  11. I don’t see a problem with the emphasis on spending and donating. After all, if there is little or no tangible reward for playing the “game” (putting money in the bank in the first place) what kid is going to stick with it for any length of time? Besides, in the last seven months I’ve saved more money than I have during the rest of my life combined. Who cares if the kid saves or spends that odd quarter? What’s important is that he or she learns how to allocate it responsibly.

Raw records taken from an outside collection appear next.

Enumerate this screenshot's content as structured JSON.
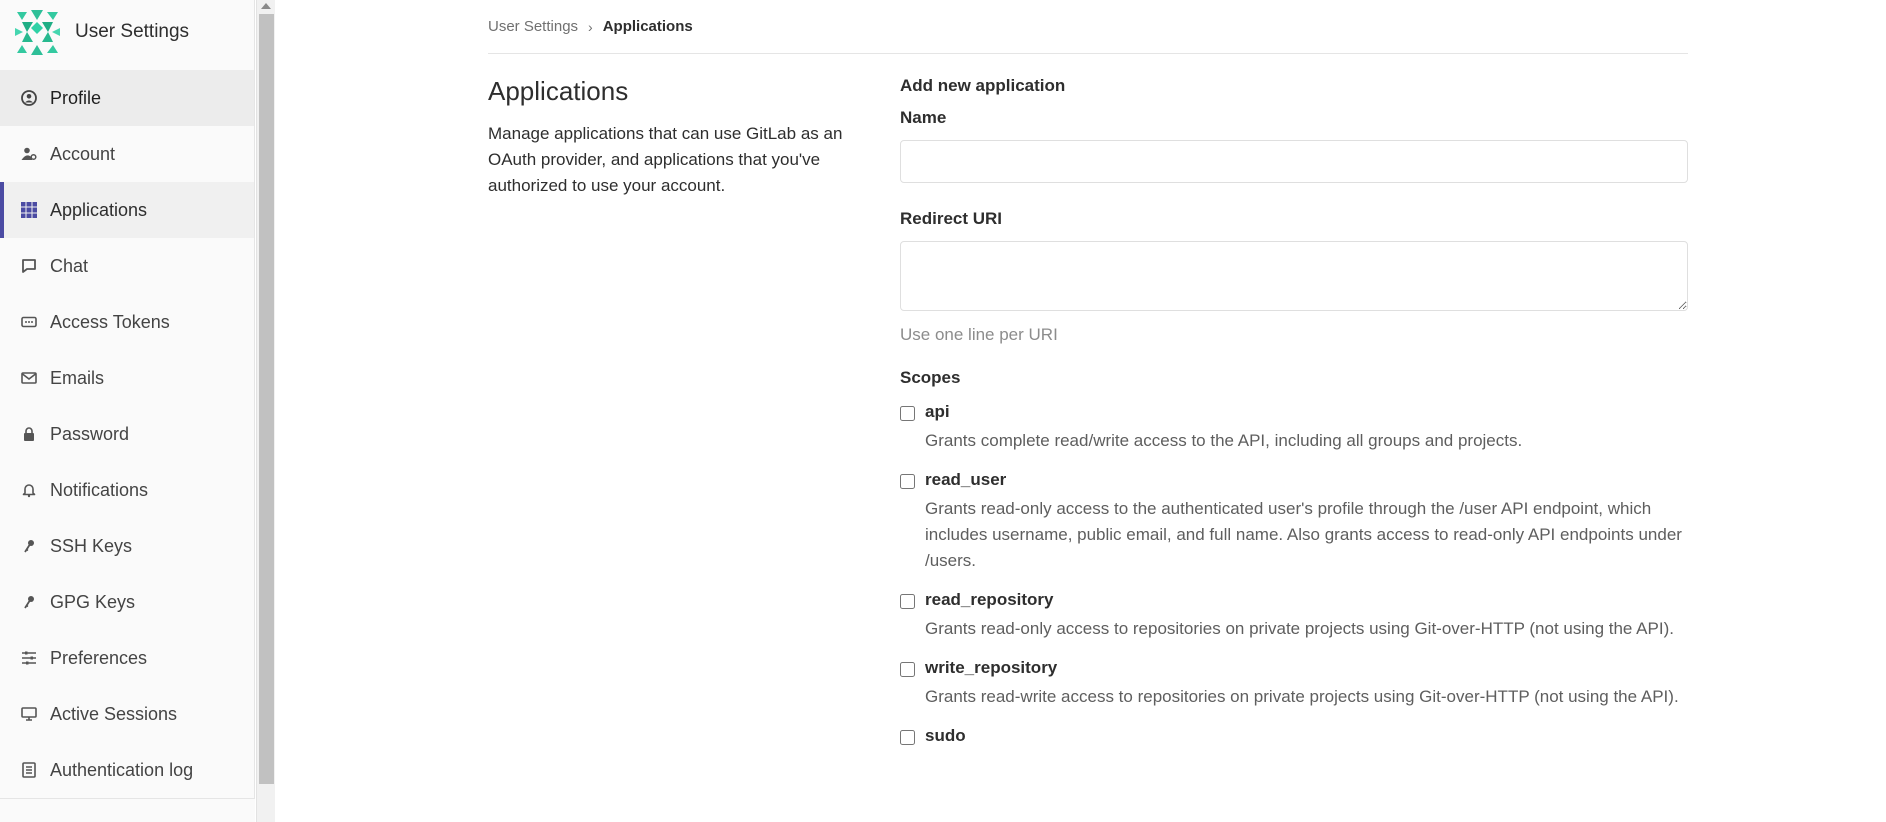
{
  "sidebar": {
    "title": "User Settings",
    "items": [
      {
        "label": "Profile",
        "icon": "profile-icon"
      },
      {
        "label": "Account",
        "icon": "account-icon"
      },
      {
        "label": "Applications",
        "icon": "applications-icon"
      },
      {
        "label": "Chat",
        "icon": "chat-icon"
      },
      {
        "label": "Access Tokens",
        "icon": "access-tokens-icon"
      },
      {
        "label": "Emails",
        "icon": "email-icon"
      },
      {
        "label": "Password",
        "icon": "lock-icon"
      },
      {
        "label": "Notifications",
        "icon": "bell-icon"
      },
      {
        "label": "SSH Keys",
        "icon": "key-icon"
      },
      {
        "label": "GPG Keys",
        "icon": "key-icon"
      },
      {
        "label": "Preferences",
        "icon": "preferences-icon"
      },
      {
        "label": "Active Sessions",
        "icon": "monitor-icon"
      },
      {
        "label": "Authentication log",
        "icon": "log-icon"
      }
    ],
    "active": "Applications",
    "hovered": "Profile",
    "accent_color": "#4b4ba3"
  },
  "breadcrumb": {
    "parent": "User Settings",
    "current": "Applications"
  },
  "intro": {
    "title": "Applications",
    "description": "Manage applications that can use GitLab as an OAuth provider, and applications that you've authorized to use your account."
  },
  "form": {
    "heading": "Add new application",
    "name_label": "Name",
    "name_value": "",
    "redirect_label": "Redirect URI",
    "redirect_value": "",
    "redirect_help": "Use one line per URI",
    "scopes_label": "Scopes",
    "scopes": [
      {
        "name": "api",
        "description": "Grants complete read/write access to the API, including all groups and projects.",
        "checked": false
      },
      {
        "name": "read_user",
        "description": "Grants read-only access to the authenticated user's profile through the /user API endpoint, which includes username, public email, and full name. Also grants access to read-only API endpoints under /users.",
        "checked": false
      },
      {
        "name": "read_repository",
        "description": "Grants read-only access to repositories on private projects using Git-over-HTTP (not using the API).",
        "checked": false
      },
      {
        "name": "write_repository",
        "description": "Grants read-write access to repositories on private projects using Git-over-HTTP (not using the API).",
        "checked": false
      },
      {
        "name": "sudo",
        "description": "",
        "checked": false
      }
    ]
  }
}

    Also, charity is really not a difficult sacrifice for those who believe that it is important; it’s a psycological hurdle, not a financial one. Folks who never donate to charity when they are young do not seem to start donating when they are older. Folks who are taught at a young age that sharing is good, even when resources are a little tight, seem to be more generous to charities later in life when resources are plentiful. I don’t have any research handy to support this, but I’ve observed it to be true.

  12. Mikael has it right on. The reason I submitted this item is because it’s the first time I’ve ever seen “charity” as a consideration for kids. It’s immaterial how much actual money goes from this bank to charity- the point is that kids will see “charity” as something that they should also consider when putting money away.

    We don’t just decide one day to be financial curmudgeons- it’s a habit we develop starting at childhood. I like how this toy introduces “charity” as a viable place to place your hard-earned money. With a little luck- kids will learn that donating money to charity is a “purchase” you will always feel good about later on…as opposed to all the “grown-up toys” we develop addictions to.

  13. so fantastic idea…

  14. This would be more fun (and more effective) if all of the money dropped into one slot, and the money randomly (and therefore proportionately) distributed into the different categories.

    It would also make it more fun. :)

  15. We are the inventor of the Money Savvy Pig. Please don’t read too much into the size of the donate chamber. The chambers are designed to be visually equal when you look at the product in three dimensions. In actuality the chambers are all NEARLY the same size. There is no intention to put any emphasis on one chamber over the others. The length of the words and the available real estate on the side of the pig were the deciding factor for where the words were placed.

  16. Actually, I’m pleased and impressed the “donate” section isbig. Tt certainly fits my values, and the ones I’m passing on to my daguhers. My daughter earned her first professinal money and promptly donated abput 10% to charity. I was proud of her.

  17. E.V.K.Sivanand Link to this comment

    Any donation should not be more than what you save. My Guru says your donation or charity shouldnot be more than 9% of what you earn. Also what you spend should not be more than 50% your income.(Didn’t we learn all these while doing our MBA!)

  18. Thats a great idea for a piggy bank. While a child can decide on payper what he will do with the money, this is quite helpful.